Segment Open

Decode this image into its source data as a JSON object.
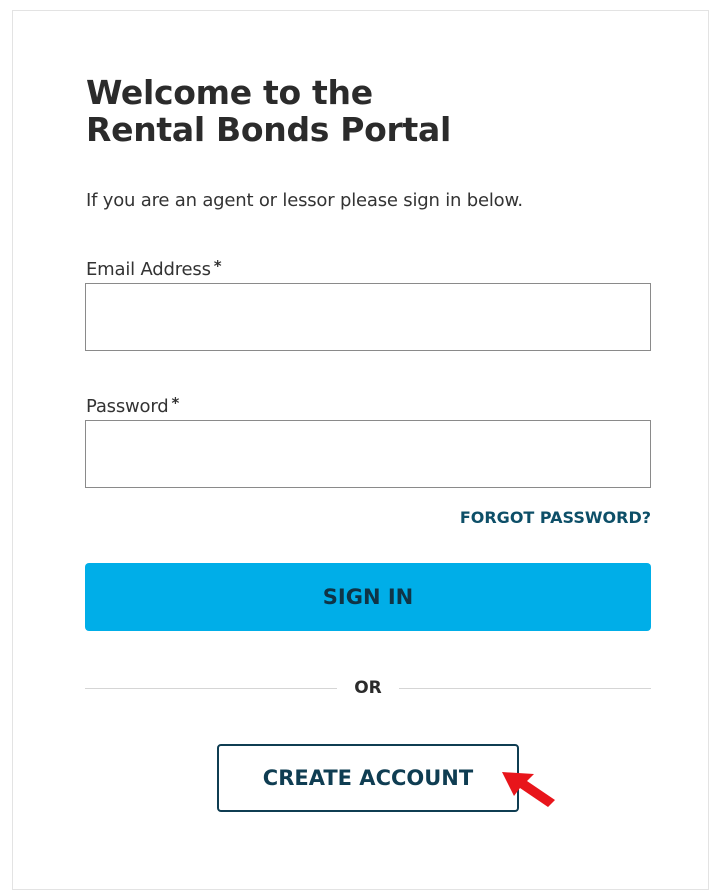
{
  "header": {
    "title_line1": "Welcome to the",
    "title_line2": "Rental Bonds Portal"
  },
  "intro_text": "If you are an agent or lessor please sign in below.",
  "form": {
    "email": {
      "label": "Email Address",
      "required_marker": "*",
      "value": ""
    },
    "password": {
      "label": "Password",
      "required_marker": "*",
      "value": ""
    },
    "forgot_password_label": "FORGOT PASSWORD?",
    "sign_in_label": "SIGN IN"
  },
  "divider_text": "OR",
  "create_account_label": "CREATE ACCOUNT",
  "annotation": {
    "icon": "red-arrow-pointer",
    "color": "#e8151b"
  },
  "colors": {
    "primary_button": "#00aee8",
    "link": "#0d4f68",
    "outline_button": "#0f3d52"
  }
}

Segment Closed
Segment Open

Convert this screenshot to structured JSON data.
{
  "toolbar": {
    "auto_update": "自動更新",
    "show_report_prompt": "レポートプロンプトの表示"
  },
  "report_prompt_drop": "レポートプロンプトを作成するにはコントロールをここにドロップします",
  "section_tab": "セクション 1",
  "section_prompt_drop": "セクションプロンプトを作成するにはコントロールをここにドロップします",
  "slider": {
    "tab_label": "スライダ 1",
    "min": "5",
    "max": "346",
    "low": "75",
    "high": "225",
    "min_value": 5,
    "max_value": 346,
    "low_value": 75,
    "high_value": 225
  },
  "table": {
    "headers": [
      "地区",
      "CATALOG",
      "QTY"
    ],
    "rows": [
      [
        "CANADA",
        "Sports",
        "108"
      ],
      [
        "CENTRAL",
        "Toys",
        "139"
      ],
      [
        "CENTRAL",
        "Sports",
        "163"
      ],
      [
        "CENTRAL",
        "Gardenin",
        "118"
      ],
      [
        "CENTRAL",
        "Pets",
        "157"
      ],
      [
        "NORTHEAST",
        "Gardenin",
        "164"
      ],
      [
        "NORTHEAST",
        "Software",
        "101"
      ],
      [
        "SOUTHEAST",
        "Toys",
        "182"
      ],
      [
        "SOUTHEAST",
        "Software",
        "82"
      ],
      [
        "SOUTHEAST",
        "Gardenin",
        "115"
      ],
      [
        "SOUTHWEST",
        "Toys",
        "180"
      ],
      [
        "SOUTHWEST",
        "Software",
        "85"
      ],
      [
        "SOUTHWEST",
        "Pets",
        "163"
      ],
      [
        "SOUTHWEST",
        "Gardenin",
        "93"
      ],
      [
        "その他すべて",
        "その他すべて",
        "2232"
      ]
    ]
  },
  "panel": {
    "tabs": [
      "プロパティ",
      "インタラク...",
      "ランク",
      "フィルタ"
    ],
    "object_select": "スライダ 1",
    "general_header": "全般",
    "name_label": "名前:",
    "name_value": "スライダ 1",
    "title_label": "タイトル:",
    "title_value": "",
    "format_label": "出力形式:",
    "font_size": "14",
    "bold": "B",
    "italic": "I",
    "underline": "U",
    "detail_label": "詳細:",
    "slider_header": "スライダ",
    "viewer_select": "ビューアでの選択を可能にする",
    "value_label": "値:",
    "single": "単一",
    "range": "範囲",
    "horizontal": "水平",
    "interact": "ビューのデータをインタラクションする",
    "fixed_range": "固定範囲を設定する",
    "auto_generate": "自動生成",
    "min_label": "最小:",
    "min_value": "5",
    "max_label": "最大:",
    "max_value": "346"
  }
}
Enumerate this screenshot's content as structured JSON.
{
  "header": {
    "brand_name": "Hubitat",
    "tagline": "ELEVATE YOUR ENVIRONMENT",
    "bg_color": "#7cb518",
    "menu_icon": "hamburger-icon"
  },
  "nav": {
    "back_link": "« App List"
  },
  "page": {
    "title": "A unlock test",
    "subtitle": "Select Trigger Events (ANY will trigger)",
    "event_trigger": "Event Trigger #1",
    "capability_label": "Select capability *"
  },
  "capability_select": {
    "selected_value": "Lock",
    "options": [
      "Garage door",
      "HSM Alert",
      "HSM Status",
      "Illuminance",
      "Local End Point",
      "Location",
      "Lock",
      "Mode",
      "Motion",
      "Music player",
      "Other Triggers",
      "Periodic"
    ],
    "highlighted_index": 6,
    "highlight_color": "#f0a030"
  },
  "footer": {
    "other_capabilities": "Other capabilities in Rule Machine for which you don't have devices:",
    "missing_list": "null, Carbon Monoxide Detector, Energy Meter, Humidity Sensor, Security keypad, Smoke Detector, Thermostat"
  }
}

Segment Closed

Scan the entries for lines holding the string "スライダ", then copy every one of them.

    "tab_label": "スライダ 1",
    "object_select": "スライダ 1",
    "name_value": "スライダ 1",
    "slider_header": "スライダ",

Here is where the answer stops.